◆ **Exercise instructions**:
Leave the images out, and otherwise write out each entry exactly.

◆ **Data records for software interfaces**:

* * * *

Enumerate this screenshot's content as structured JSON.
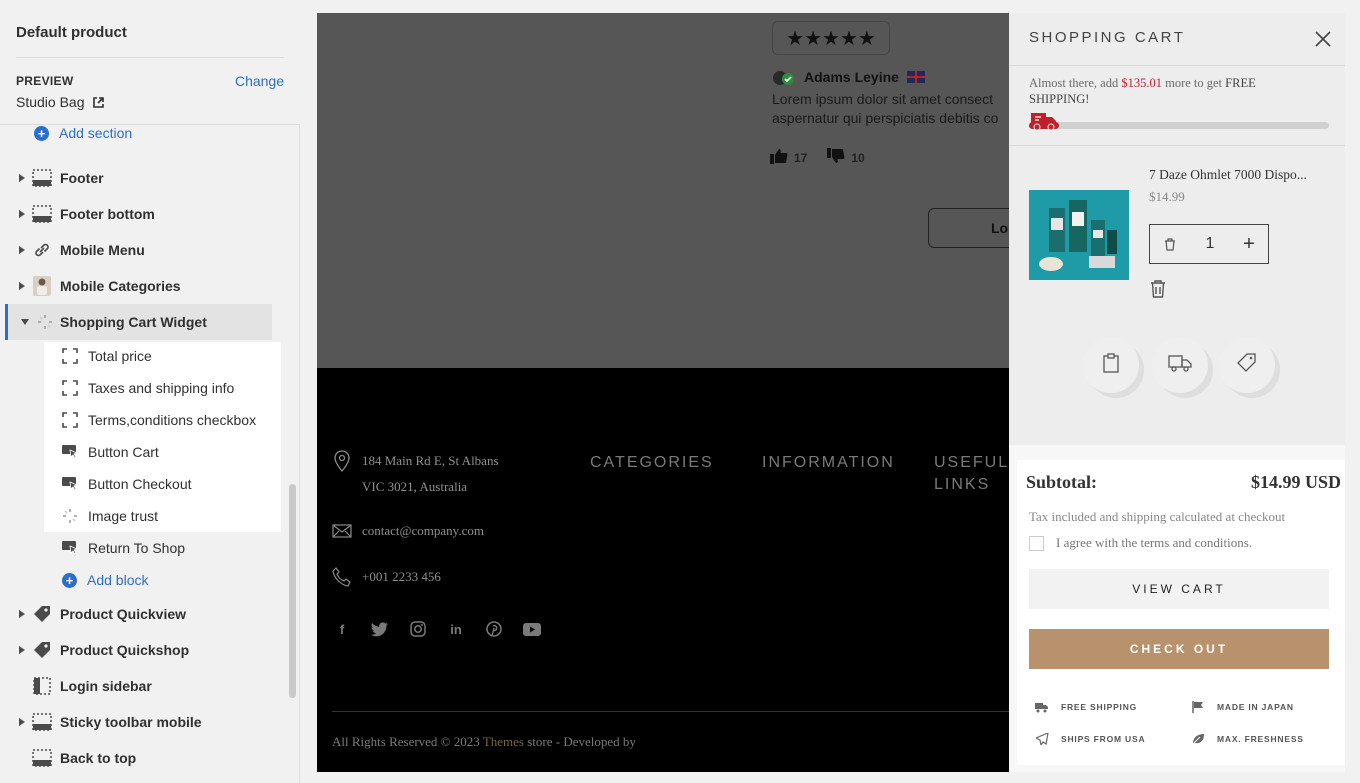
{
  "editor": {
    "title": "Default product",
    "preview_label": "PREVIEW",
    "change_label": "Change",
    "preview_product": "Studio Bag",
    "add_section": "Add section",
    "sections": [
      {
        "label": "Footer",
        "icon": "layout-footer-icon"
      },
      {
        "label": "Footer bottom",
        "icon": "layout-footer-icon"
      },
      {
        "label": "Mobile Menu",
        "icon": "link-icon"
      },
      {
        "label": "Mobile Categories",
        "icon": "image-thumbnail-icon"
      },
      {
        "label": "Shopping Cart Widget",
        "icon": "loading-icon"
      },
      {
        "label": "Product Quickview",
        "icon": "tag-icon"
      },
      {
        "label": "Product Quickshop",
        "icon": "tag-icon"
      },
      {
        "label": "Login sidebar",
        "icon": "sidebar-layout-icon"
      },
      {
        "label": "Sticky toolbar mobile",
        "icon": "layout-footer-icon"
      },
      {
        "label": "Back to top",
        "icon": "layout-footer-icon"
      }
    ],
    "blocks": [
      {
        "label": "Total price",
        "icon": "block-frame-icon"
      },
      {
        "label": "Taxes and shipping info",
        "icon": "block-frame-icon"
      },
      {
        "label": "Terms,conditions checkbox",
        "icon": "block-frame-icon"
      },
      {
        "label": "Button Cart",
        "icon": "button-press-icon"
      },
      {
        "label": "Button Checkout",
        "icon": "button-press-icon"
      },
      {
        "label": "Image trust",
        "icon": "loading-icon"
      },
      {
        "label": "Return To Shop",
        "icon": "button-press-icon"
      }
    ],
    "add_block": "Add block"
  },
  "preview": {
    "review": {
      "stars": "★★★★★",
      "rating": 5,
      "author": "Adams Leyine",
      "text_line1": "Lorem ipsum dolor sit amet consect",
      "text_line2": "aspernatur qui perspiciatis debitis co",
      "likes": "17",
      "dislikes": "10",
      "load_more": "Lo"
    },
    "footer": {
      "address_line1": "184 Main Rd E, St Albans",
      "address_line2": "VIC 3021, Australia",
      "email": "contact@company.com",
      "phone": "+001 2233 456",
      "col_categories": "CATEGORIES",
      "col_information": "INFORMATION",
      "col_useful_1": "USEFUL",
      "col_useful_2": "LINKS",
      "copyright_prefix": "All Rights Reserved © 2023 ",
      "copyright_brand": "Themes",
      "copyright_suffix": " store - Developed by"
    }
  },
  "cart": {
    "title": "SHOPPING CART",
    "ship_prefix": "Almost there, add ",
    "ship_amount": "$135.01",
    "ship_middle": " more to get ",
    "ship_free": "FREE SHIPPING!",
    "progress_fraction": 0.1,
    "item": {
      "name": "7 Daze Ohmlet 7000 Dispo...",
      "price": "$14.99",
      "quantity": "1"
    },
    "subtotal_label": "Subtotal:",
    "subtotal_value": "$14.99 USD",
    "tax_note": "Tax included and shipping calculated at checkout",
    "terms": "I agree with the terms and conditions.",
    "view_cart": "VIEW CART",
    "checkout": "CHECK OUT",
    "trust": [
      {
        "label": "FREE SHIPPING",
        "icon": "truck-icon"
      },
      {
        "label": "MADE IN JAPAN",
        "icon": "flag-icon"
      },
      {
        "label": "SHIPS FROM USA",
        "icon": "paper-plane-icon"
      },
      {
        "label": "MAX. FRESHNESS",
        "icon": "leaf-icon"
      }
    ],
    "colors": {
      "accent": "#c0202b",
      "checkout_bg": "#b8926d"
    }
  }
}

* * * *

◆ **Exercise response**:
Enumerate this screenshot's content as structured JSON.
{
  "editor": {
    "title": "Default product",
    "preview_label": "PREVIEW",
    "change_label": "Change",
    "preview_product": "Studio Bag",
    "add_section": "Add section",
    "sections": [
      {
        "label": "Footer",
        "icon": "layout-footer-icon"
      },
      {
        "label": "Footer bottom",
        "icon": "layout-footer-icon"
      },
      {
        "label": "Mobile Menu",
        "icon": "link-icon"
      },
      {
        "label": "Mobile Categories",
        "icon": "image-thumbnail-icon"
      },
      {
        "label": "Shopping Cart Widget",
        "icon": "loading-icon"
      },
      {
        "label": "Product Quickview",
        "icon": "tag-icon"
      },
      {
        "label": "Product Quickshop",
        "icon": "tag-icon"
      },
      {
        "label": "Login sidebar",
        "icon": "sidebar-layout-icon"
      },
      {
        "label": "Sticky toolbar mobile",
        "icon": "layout-footer-icon"
      },
      {
        "label": "Back to top",
        "icon": "layout-footer-icon"
      }
    ],
    "blocks": [
      {
        "label": "Total price",
        "icon": "block-frame-icon"
      },
      {
        "label": "Taxes and shipping info",
        "icon": "block-frame-icon"
      },
      {
        "label": "Terms,conditions checkbox",
        "icon": "block-frame-icon"
      },
      {
        "label": "Button Cart",
        "icon": "button-press-icon"
      },
      {
        "label": "Button Checkout",
        "icon": "button-press-icon"
      },
      {
        "label": "Image trust",
        "icon": "loading-icon"
      },
      {
        "label": "Return To Shop",
        "icon": "button-press-icon"
      }
    ],
    "add_block": "Add block"
  },
  "preview": {
    "review": {
      "stars": "★★★★★",
      "rating": 5,
      "author": "Adams Leyine",
      "text_line1": "Lorem ipsum dolor sit amet consect",
      "text_line2": "aspernatur qui perspiciatis debitis co",
      "likes": "17",
      "dislikes": "10",
      "load_more": "Lo"
    },
    "footer": {
      "address_line1": "184 Main Rd E, St Albans",
      "address_line2": "VIC 3021, Australia",
      "email": "contact@company.com",
      "phone": "+001 2233 456",
      "col_categories": "CATEGORIES",
      "col_information": "INFORMATION",
      "col_useful_1": "USEFUL",
      "col_useful_2": "LINKS",
      "copyright_prefix": "All Rights Reserved © 2023 ",
      "copyright_brand": "Themes",
      "copyright_suffix": " store - Developed by"
    }
  },
  "cart": {
    "title": "SHOPPING CART",
    "ship_prefix": "Almost there, add ",
    "ship_amount": "$135.01",
    "ship_middle": " more to get ",
    "ship_free": "FREE SHIPPING!",
    "progress_fraction": 0.1,
    "item": {
      "name": "7 Daze Ohmlet 7000 Dispo...",
      "price": "$14.99",
      "quantity": "1"
    },
    "subtotal_label": "Subtotal:",
    "subtotal_value": "$14.99 USD",
    "tax_note": "Tax included and shipping calculated at checkout",
    "terms": "I agree with the terms and conditions.",
    "view_cart": "VIEW CART",
    "checkout": "CHECK OUT",
    "trust": [
      {
        "label": "FREE SHIPPING",
        "icon": "truck-icon"
      },
      {
        "label": "MADE IN JAPAN",
        "icon": "flag-icon"
      },
      {
        "label": "SHIPS FROM USA",
        "icon": "paper-plane-icon"
      },
      {
        "label": "MAX. FRESHNESS",
        "icon": "leaf-icon"
      }
    ],
    "colors": {
      "accent": "#c0202b",
      "checkout_bg": "#b8926d"
    }
  }
}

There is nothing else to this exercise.